When it comes to food and drink, there are a few of these sensations which evoke, in vivid “mind colours” a particular experience.
The smell of strong black coffee, more than anything else, says Europe to me – and I remember that European travel trip when the freshly-brewed coffee wafted across the breakfast room in a small hotel outside Toulouse in France. Then, the drink itself was served in the massive bowls which pass for coffee cups in France. Up until then, frankly, I was a tea man, almost exclusively. That changed my point of view – and my life.
Coming back from Paris after a trip to France as newlyweds, I sipped a Cointreau (SAA used to serve that in what was their “Silver Class” in those days) and listened to Edith Piaf’s iconic La Vie En Rose and was instantly there again, in a Parisian street, looking in wonder at the spotlit Eiffel Tower soaring over us.
That is probably why I like the latest Lay’s Chips commercial, which punts their new flavours – French garlic baguette and Portuguese Peri-Peri prawns. So we see a young woman biting into the French pack and suddenly finding herself gazing up at the Eiffel Tower, Edith Piaf playing in the background.
Then, biting into the Portuguese potato chips, she finds herself being swept off her feet in Portugal, as steaming plates of their national dishes whiz around her.
Even removing my own personal nostalgia for Paris and Piaf, the commercial does have the ability not only to place the viewer in those two countries, but the food shots do make the mouth water.
And that’s what you want from a food ad. Orchids to Lay’s….and, even though I know, intellectually, that these flavours aren’t “real”, I reckon I’ll give them a try.
Deflecting blame again, are we?
According to Rand Water, I am a thoughtless wastrel, the way our household consumes water. Announcing that it was going to choke the water supplies to Gauteng towns and cities, the water body claimed it had given up on trying to get people to curb their consumption.
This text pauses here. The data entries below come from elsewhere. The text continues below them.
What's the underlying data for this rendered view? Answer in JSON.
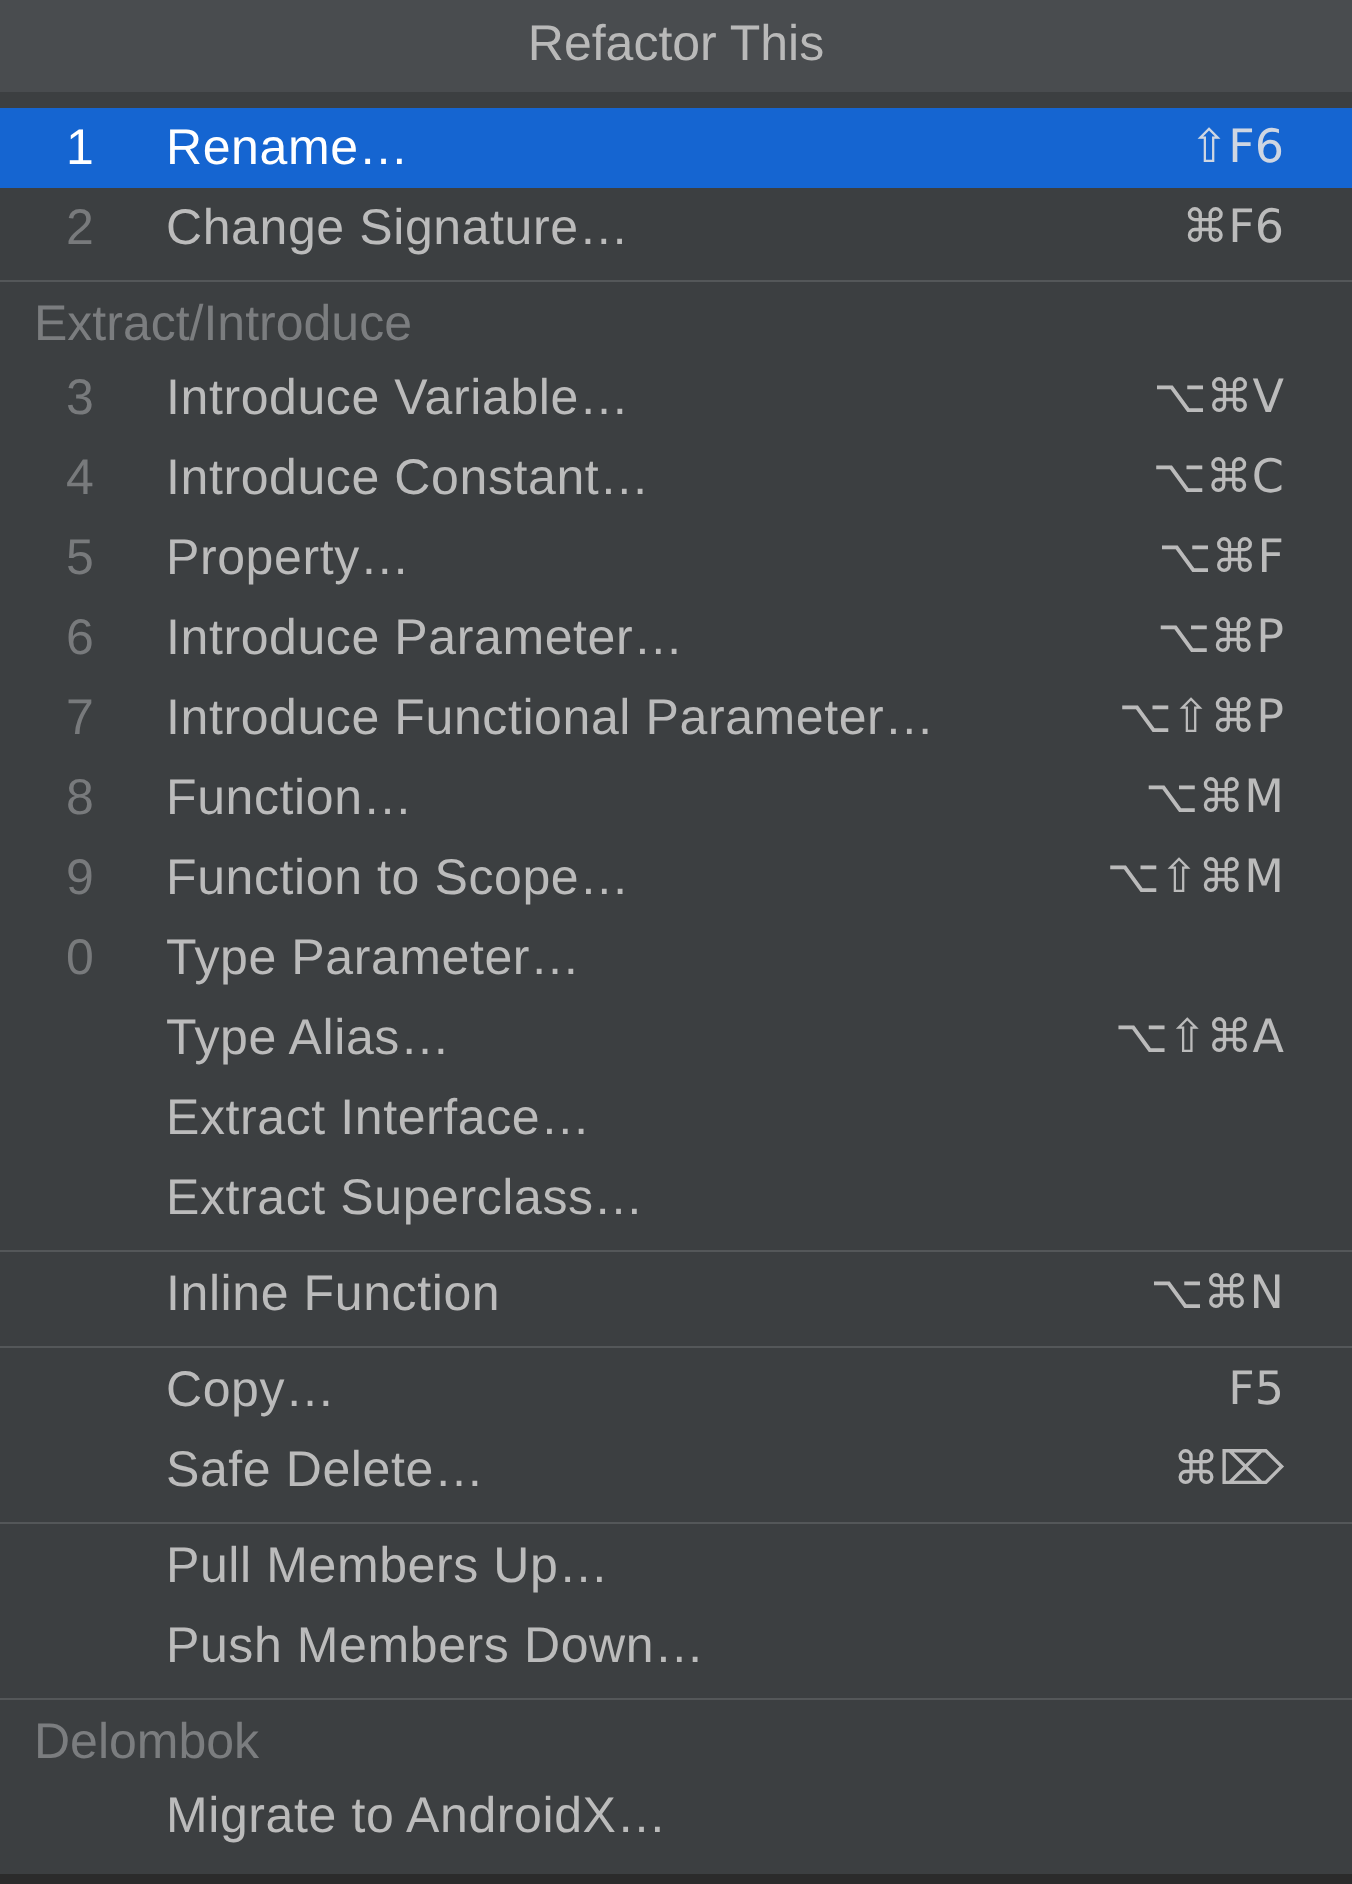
{
  "title": "Refactor This",
  "groups": [
    {
      "items": [
        {
          "number": "1",
          "label": "Rename…",
          "shortcut": "⇧F6",
          "selected": true
        },
        {
          "number": "2",
          "label": "Change Signature…",
          "shortcut": "⌘F6",
          "selected": false
        }
      ]
    },
    {
      "header": "Extract/Introduce",
      "items": [
        {
          "number": "3",
          "label": "Introduce Variable…",
          "shortcut": "⌥⌘V",
          "selected": false
        },
        {
          "number": "4",
          "label": "Introduce Constant…",
          "shortcut": "⌥⌘C",
          "selected": false
        },
        {
          "number": "5",
          "label": "Property…",
          "shortcut": "⌥⌘F",
          "selected": false
        },
        {
          "number": "6",
          "label": "Introduce Parameter…",
          "shortcut": "⌥⌘P",
          "selected": false
        },
        {
          "number": "7",
          "label": "Introduce Functional Parameter…",
          "shortcut": "⌥⇧⌘P",
          "selected": false
        },
        {
          "number": "8",
          "label": "Function…",
          "shortcut": "⌥⌘M",
          "selected": false
        },
        {
          "number": "9",
          "label": "Function to Scope…",
          "shortcut": "⌥⇧⌘M",
          "selected": false
        },
        {
          "number": "0",
          "label": "Type Parameter…",
          "selected": false
        },
        {
          "label": "Type Alias…",
          "shortcut": "⌥⇧⌘A",
          "selected": false
        },
        {
          "label": "Extract Interface…",
          "selected": false
        },
        {
          "label": "Extract Superclass…",
          "selected": false
        }
      ]
    },
    {
      "items": [
        {
          "label": "Inline Function",
          "shortcut": "⌥⌘N",
          "selected": false
        }
      ]
    },
    {
      "items": [
        {
          "label": "Copy…",
          "shortcut": "F5",
          "selected": false
        },
        {
          "label": "Safe Delete…",
          "shortcut": "⌘⌦",
          "selected": false
        }
      ]
    },
    {
      "items": [
        {
          "label": "Pull Members Up…",
          "selected": false
        },
        {
          "label": "Push Members Down…",
          "selected": false
        }
      ]
    },
    {
      "header": "Delombok",
      "items": [
        {
          "label": "Migrate to AndroidX…",
          "selected": false
        }
      ]
    }
  ]
}
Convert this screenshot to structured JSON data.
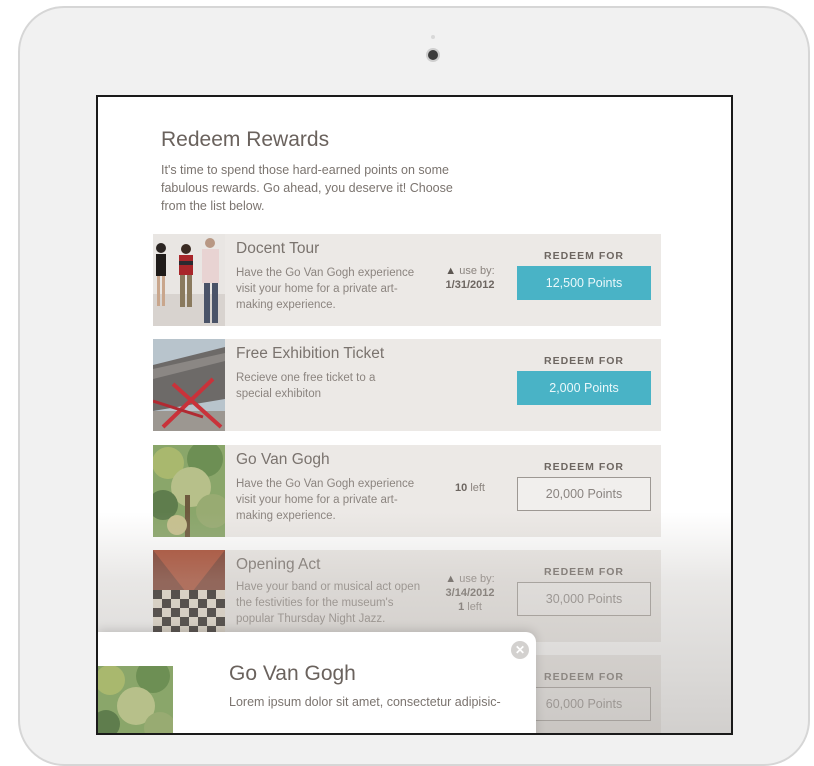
{
  "page": {
    "title": "Redeem Rewards",
    "intro": "It's time to spend those hard-earned points on some fabulous rewards. Go ahead, you deserve it! Choose from the list below."
  },
  "rewards": [
    {
      "title": "Docent Tour",
      "description": "Have the Go Van Gogh experience visit your home for a private art-making experience.",
      "use_by_label": "use by:",
      "use_by_date": "1/31/2012",
      "redeem_label": "REDEEM FOR",
      "points": "12,500 Points",
      "image": "photo of docent with visitors"
    },
    {
      "title": "Free Exhibition Ticket",
      "description": "Recieve one free ticket to a special exhibiton",
      "redeem_label": "REDEEM FOR",
      "points": "2,000 Points",
      "image": "photo of museum building with red sculpture"
    },
    {
      "title": "Go Van Gogh",
      "description": "Have the Go Van Gogh experience visit your home for a private art-making experience.",
      "left_count": "10",
      "left_label": "left",
      "redeem_label": "REDEEM FOR",
      "points": "20,000 Points",
      "image": "impressionist tree painting"
    },
    {
      "title": "Opening Act",
      "description": "Have your band or musical act open the festivities for the museum's popular Thursday Night Jazz.",
      "use_by_label": "use by:",
      "use_by_date": "3/14/2012",
      "left_count": "1",
      "left_label": "left",
      "redeem_label": "REDEEM FOR",
      "points": "30,000 Points",
      "image": "checkered textile artwork"
    },
    {
      "redeem_label": "REDEEM FOR",
      "points": "60,000 Points"
    }
  ],
  "modal": {
    "title": "Go Van Gogh",
    "text": "Lorem ipsum dolor sit amet, consectetur adipisic-",
    "close_icon": "close-icon"
  },
  "colors": {
    "accent": "#49b3c6",
    "row_bg": "#ece9e6",
    "text": "#6f6a66"
  }
}
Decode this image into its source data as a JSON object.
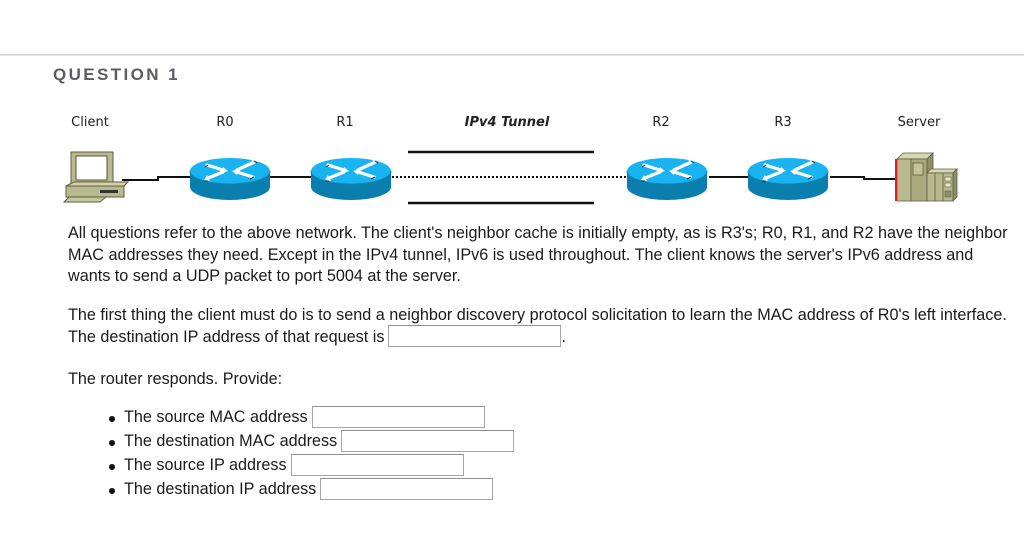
{
  "question": {
    "title": "QUESTION 1"
  },
  "diagram": {
    "nodes": [
      {
        "id": "client",
        "label": "Client",
        "type": "workstation-icon"
      },
      {
        "id": "r0",
        "label": "R0",
        "type": "router-icon"
      },
      {
        "id": "r1",
        "label": "R1",
        "type": "router-icon"
      },
      {
        "id": "r2",
        "label": "R2",
        "type": "router-icon"
      },
      {
        "id": "r3",
        "label": "R3",
        "type": "router-icon"
      },
      {
        "id": "server",
        "label": "Server",
        "type": "server-icon"
      }
    ],
    "tunnel_label": "IPv4 Tunnel",
    "links": [
      {
        "from": "client",
        "to": "r0",
        "style": "solid"
      },
      {
        "from": "r0",
        "to": "r1",
        "style": "solid"
      },
      {
        "from": "r1",
        "to": "r2",
        "style": "dotted",
        "note": "IPv4 Tunnel"
      },
      {
        "from": "r2",
        "to": "r3",
        "style": "solid"
      },
      {
        "from": "r3",
        "to": "server",
        "style": "solid"
      }
    ],
    "colors": {
      "router_top": "#19b4f0",
      "router_side": "#0a7fae",
      "device_body": "#b9b98f",
      "server_accent": "#e02020"
    }
  },
  "body": {
    "paragraph1": "All questions refer to the above network. The client's neighbor cache is initially empty, as is R3's; R0, R1, and R2 have the neighbor MAC addresses they need. Except in the IPv4 tunnel, IPv6 is used throughout. The client knows the server's IPv6 address and wants to send a UDP packet to port 5004 at the server.",
    "paragraph2_before": "The first thing the client must do is to send a neighbor discovery protocol solicitation to learn the MAC address of R0's left interface. The destination IP address of that request is",
    "paragraph2_after": ".",
    "dest_ip_input_value": "",
    "paragraph3": "The router responds. Provide:"
  },
  "answers": [
    {
      "label": "The source MAC address",
      "value": ""
    },
    {
      "label": "The destination MAC address",
      "value": ""
    },
    {
      "label": "The source IP address",
      "value": ""
    },
    {
      "label": "The destination IP address",
      "value": ""
    }
  ]
}
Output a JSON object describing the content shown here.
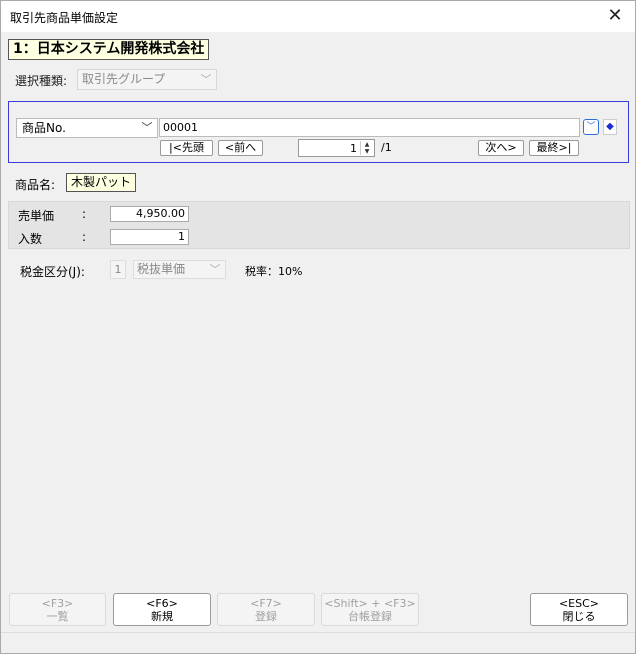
{
  "window": {
    "title": "取引先商品単価設定",
    "close_glyph": "✕"
  },
  "partner": {
    "label": "1：日本システム開発株式会社"
  },
  "selection": {
    "label": "選択種類:",
    "value": "取引先グループ"
  },
  "product": {
    "key_field": "商品No.",
    "code": "00001",
    "nav": {
      "first": "|<先頭",
      "prev": "<前へ",
      "next": "次へ>",
      "last": "最終>|"
    },
    "page_current": "1",
    "page_total": "/1"
  },
  "product_name": {
    "label": "商品名:",
    "value": "木製パット"
  },
  "prices": {
    "unit_price": {
      "label": "売単価",
      "colon": ":",
      "value": "4,950.00"
    },
    "quantity": {
      "label": "入数",
      "colon": ":",
      "value": "1"
    }
  },
  "tax": {
    "label": "税金区分(J):",
    "code": "1",
    "type": "税抜単価",
    "rate": "税率：10%"
  },
  "function_keys": [
    {
      "key": "<F3>",
      "label": "一覧",
      "enabled": false
    },
    {
      "key": "<F6>",
      "label": "新規",
      "enabled": true
    },
    {
      "key": "<F7>",
      "label": "登録",
      "enabled": false
    },
    {
      "key": "<Shift> + <F3>",
      "label": "台帳登録",
      "enabled": false
    },
    {
      "key": "<ESC>",
      "label": "閉じる",
      "enabled": true
    }
  ]
}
People in Gauteng, it said in its most censorious voice, consumed an average of 300 litres per day per person, well above the world average of 176 litres per person per day. That was a similar sort of misdirection to that being employed by Eskom which cannot manage a wet paper bag, never mind a power utility. In other words: You people use too much; the crisis is your fault.
The reality is that the water infrastructure – at both Rand Water and municipal level throughout the province – has been so mismanaged that maintenance has not been carried out, with the result that water leaks cost us around 40% of our supply. In other words, the true average consumption of Gautengers is actually 180litres per person per day….not far off the world average. So we are not water criminals without a conscience.
Ironically, Rand Water decided to back up its “save water” message campaign by taking out ads in the Sunday Times this past weekend. The paper’s lead story was all about how water supply incompetence was the cause of our water crisis…and that our dams are more than 90% full.
The ad uses a character called “Gogo Nomanzi” (presumably the Water Granny) to push the lectures. There is another “Gogo Nomanzi”, who is a herbalist and traditional healer who has quite a following on YouTube, and while I am not sure whether they are one and the same person, the bottom line is that no one in Gauteng is going to listen to this sort of message.
The campaign is simply not going to work – and you could see that from the responses on Rand Water’s social platforms, which said they should fix the system before lecturing their customers.
Shouting at people who buy your product – and encouraging them to use less even as you want to charge them more (the Eskom corporate marketing playbook’s central tenet) – is never going to win you any friends in the marketplace. Not that a body like Rand Water has to worry about that because it is sheltered employment (i.e. cadre deployment) for ANC comrades.
But because the whole campaign is an affront to consumers, it gets an Onion from me.
Source: #OrchidsandOnions: The scent of a good advertisement